[Data records]
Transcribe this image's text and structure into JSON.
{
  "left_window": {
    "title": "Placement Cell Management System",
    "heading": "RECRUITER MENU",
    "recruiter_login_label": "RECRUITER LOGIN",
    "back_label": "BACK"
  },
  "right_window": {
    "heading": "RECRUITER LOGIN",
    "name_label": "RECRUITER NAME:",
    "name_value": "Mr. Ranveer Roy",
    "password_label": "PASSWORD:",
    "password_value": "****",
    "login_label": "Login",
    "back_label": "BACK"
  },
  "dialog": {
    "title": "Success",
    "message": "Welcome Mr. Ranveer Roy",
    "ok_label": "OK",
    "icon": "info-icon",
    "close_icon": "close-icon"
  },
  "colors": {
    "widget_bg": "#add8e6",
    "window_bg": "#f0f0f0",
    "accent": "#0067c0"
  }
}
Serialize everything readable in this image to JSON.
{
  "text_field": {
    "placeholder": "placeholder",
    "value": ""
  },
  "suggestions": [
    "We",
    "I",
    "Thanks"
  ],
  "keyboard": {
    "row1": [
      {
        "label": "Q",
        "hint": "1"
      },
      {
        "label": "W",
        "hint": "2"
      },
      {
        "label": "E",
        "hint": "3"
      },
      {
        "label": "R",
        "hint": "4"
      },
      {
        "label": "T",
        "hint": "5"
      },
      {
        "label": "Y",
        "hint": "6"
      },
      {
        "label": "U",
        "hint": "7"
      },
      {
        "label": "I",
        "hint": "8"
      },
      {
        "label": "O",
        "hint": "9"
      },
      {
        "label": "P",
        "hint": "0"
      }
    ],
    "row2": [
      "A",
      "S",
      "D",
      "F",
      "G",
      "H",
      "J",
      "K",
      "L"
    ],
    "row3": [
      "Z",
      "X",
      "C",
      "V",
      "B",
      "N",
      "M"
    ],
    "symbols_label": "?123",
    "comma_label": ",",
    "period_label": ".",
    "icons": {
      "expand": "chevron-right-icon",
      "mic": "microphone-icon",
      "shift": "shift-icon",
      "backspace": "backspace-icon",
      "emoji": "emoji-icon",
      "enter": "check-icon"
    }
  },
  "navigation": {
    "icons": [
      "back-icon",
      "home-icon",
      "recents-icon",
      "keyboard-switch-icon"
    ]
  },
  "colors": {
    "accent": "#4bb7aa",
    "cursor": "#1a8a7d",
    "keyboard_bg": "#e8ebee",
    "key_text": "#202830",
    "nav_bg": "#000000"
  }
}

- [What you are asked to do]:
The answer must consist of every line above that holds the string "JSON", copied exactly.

- [Exercise answer]:
Transcribe this image's text and structure into JSON.
Serialize everything readable in this image to JSON.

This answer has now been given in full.